▶ **About this task**
The job is to find each line of the records below that includes the word "quiz" and copy it.

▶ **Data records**
* * * * * * * * *

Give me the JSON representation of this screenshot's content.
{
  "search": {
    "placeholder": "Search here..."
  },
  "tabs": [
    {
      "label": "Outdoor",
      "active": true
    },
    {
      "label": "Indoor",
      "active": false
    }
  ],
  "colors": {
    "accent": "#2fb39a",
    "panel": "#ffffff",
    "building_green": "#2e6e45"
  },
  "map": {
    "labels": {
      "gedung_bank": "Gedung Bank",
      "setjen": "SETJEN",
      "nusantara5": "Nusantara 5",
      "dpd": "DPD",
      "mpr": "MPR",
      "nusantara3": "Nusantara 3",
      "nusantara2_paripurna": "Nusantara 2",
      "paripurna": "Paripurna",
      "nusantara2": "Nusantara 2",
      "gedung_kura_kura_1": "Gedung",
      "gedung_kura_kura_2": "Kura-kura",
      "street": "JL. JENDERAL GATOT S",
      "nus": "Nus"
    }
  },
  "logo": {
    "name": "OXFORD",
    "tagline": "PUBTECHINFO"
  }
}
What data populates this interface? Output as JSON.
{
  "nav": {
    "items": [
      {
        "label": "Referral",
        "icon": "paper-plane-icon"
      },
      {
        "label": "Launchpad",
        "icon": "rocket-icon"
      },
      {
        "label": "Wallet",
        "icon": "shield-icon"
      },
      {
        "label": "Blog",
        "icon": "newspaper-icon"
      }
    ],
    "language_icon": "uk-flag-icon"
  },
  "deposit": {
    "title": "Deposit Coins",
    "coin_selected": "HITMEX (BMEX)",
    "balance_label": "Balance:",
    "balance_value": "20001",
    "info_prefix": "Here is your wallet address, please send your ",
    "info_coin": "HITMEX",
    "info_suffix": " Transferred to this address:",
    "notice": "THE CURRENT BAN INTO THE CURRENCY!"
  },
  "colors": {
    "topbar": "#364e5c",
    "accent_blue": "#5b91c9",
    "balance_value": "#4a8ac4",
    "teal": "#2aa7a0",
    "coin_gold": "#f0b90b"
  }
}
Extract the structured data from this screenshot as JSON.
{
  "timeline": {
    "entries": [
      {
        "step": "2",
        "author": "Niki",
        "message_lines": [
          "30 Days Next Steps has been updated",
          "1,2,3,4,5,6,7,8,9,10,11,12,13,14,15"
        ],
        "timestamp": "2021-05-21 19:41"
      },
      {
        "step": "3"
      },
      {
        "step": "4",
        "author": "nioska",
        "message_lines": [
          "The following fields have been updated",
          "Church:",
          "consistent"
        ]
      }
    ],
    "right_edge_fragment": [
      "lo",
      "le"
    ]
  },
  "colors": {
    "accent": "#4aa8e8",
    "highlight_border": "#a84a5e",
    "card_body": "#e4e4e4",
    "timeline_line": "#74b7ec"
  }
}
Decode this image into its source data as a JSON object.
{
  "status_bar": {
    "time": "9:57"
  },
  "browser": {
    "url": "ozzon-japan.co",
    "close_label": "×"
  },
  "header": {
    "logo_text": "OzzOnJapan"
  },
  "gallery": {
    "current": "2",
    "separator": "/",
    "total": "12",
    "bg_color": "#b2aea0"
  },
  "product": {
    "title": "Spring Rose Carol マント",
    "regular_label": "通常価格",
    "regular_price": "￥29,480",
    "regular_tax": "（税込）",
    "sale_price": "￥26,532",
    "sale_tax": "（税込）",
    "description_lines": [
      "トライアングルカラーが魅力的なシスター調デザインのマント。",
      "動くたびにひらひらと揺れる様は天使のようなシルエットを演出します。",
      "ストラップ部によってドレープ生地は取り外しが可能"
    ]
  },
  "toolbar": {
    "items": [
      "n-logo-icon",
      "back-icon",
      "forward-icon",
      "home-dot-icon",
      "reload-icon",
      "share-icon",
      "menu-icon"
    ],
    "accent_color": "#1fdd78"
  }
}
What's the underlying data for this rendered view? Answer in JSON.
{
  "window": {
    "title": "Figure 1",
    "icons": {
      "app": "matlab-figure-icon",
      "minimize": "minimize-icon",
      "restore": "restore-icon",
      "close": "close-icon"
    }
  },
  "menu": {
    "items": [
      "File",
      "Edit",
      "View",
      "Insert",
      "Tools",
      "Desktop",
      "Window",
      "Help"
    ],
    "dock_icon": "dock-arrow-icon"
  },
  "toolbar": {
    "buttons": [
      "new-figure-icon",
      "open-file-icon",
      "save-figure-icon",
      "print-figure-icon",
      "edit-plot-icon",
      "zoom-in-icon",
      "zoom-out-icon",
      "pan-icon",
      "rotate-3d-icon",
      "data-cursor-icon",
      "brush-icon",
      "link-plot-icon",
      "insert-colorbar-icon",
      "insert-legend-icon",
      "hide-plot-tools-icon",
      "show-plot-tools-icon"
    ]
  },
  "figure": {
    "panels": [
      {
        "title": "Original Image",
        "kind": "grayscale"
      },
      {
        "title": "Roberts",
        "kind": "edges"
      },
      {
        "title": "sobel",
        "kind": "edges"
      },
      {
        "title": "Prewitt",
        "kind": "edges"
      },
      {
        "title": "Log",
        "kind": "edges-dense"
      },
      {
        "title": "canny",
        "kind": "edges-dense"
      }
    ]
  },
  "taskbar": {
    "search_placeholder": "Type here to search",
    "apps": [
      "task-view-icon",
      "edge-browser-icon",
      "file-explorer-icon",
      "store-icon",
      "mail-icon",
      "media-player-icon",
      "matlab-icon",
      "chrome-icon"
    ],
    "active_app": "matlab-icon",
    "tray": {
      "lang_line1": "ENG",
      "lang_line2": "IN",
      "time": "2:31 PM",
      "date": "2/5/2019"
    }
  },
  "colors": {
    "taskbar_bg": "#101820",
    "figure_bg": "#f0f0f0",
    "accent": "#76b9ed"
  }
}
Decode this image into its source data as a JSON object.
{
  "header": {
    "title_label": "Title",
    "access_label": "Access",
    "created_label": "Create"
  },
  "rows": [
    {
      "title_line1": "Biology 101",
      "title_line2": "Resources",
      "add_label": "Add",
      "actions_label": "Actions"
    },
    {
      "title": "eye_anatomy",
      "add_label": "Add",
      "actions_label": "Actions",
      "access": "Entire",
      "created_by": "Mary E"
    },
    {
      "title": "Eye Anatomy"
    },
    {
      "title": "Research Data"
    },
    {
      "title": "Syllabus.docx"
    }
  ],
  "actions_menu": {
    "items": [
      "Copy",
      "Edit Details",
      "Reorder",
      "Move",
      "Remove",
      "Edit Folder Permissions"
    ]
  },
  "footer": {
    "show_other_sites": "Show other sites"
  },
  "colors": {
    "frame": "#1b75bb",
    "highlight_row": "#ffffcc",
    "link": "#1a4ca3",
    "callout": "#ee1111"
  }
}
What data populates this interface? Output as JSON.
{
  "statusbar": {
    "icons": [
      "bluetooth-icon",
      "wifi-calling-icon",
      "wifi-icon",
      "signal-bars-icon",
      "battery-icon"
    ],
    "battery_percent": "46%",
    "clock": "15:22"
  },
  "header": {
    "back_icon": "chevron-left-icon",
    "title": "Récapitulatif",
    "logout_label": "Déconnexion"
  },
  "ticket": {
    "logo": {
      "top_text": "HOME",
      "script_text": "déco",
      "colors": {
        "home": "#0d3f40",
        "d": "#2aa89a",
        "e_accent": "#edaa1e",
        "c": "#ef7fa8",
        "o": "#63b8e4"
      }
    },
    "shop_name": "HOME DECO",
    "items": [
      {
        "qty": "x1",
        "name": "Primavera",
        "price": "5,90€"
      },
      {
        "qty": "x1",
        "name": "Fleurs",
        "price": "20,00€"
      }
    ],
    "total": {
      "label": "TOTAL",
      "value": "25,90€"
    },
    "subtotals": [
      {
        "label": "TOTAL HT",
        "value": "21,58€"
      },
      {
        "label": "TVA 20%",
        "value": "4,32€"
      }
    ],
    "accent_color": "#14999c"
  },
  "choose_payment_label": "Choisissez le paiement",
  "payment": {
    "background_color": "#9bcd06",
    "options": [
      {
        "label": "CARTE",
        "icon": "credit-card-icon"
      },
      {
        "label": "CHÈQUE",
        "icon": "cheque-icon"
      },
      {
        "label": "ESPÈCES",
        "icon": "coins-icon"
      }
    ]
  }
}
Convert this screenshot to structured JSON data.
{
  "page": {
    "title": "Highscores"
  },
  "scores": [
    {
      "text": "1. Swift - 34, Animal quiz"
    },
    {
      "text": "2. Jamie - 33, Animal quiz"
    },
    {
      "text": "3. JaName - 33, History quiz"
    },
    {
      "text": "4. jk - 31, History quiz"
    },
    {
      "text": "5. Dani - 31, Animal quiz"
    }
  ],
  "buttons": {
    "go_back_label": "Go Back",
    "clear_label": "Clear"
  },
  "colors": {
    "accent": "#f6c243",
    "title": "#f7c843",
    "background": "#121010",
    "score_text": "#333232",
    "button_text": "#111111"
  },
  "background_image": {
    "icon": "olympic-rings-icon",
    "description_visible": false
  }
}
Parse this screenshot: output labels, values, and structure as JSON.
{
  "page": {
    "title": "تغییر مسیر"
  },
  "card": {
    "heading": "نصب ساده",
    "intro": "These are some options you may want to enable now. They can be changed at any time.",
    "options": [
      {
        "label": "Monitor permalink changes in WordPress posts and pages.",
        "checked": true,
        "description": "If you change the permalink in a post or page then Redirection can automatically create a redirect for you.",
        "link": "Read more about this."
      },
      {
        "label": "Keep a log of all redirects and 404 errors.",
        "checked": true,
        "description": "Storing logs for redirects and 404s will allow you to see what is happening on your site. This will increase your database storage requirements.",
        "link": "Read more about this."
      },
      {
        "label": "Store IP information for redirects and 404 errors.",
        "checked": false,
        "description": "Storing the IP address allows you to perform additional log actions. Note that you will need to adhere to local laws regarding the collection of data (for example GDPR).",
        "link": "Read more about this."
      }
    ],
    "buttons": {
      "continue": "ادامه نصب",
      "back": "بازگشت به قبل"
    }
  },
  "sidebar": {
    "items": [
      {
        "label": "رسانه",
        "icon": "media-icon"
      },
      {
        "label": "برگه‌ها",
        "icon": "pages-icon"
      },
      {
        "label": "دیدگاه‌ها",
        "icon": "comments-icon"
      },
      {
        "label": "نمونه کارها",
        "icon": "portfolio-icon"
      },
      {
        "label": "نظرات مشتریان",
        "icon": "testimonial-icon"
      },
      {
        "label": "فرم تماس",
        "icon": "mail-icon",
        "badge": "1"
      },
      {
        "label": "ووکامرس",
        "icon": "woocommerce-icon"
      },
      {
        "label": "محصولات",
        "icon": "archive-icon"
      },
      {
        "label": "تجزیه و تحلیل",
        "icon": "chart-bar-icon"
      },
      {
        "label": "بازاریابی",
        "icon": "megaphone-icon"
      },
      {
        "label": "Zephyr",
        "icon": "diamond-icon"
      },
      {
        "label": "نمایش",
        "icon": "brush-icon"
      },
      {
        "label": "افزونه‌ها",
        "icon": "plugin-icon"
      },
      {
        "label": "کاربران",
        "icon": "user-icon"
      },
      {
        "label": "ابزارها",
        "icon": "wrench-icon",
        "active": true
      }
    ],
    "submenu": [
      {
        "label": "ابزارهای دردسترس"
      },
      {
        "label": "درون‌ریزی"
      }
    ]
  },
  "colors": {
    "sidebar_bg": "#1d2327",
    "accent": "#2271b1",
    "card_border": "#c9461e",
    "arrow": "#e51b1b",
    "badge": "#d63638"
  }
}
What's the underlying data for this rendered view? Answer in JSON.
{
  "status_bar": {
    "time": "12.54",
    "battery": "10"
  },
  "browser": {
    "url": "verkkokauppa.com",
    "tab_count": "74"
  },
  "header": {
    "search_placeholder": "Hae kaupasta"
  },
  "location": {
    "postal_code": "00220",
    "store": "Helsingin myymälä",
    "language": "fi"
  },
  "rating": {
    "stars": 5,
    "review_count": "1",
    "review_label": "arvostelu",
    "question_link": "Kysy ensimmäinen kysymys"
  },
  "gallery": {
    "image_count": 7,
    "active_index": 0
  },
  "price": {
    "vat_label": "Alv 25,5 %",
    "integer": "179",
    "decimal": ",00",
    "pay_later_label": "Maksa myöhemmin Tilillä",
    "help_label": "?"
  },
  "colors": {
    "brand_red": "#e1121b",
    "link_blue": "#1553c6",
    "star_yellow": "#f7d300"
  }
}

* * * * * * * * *

▶ **Task result**
      "text": "1. Swift - 34, Animal quiz"
      "text": "2. Jamie - 33, Animal quiz"
      "text": "3. JaName - 33, History quiz"
      "text": "4. jk - 31, History quiz"
      "text": "5. Dani - 31, Animal quiz"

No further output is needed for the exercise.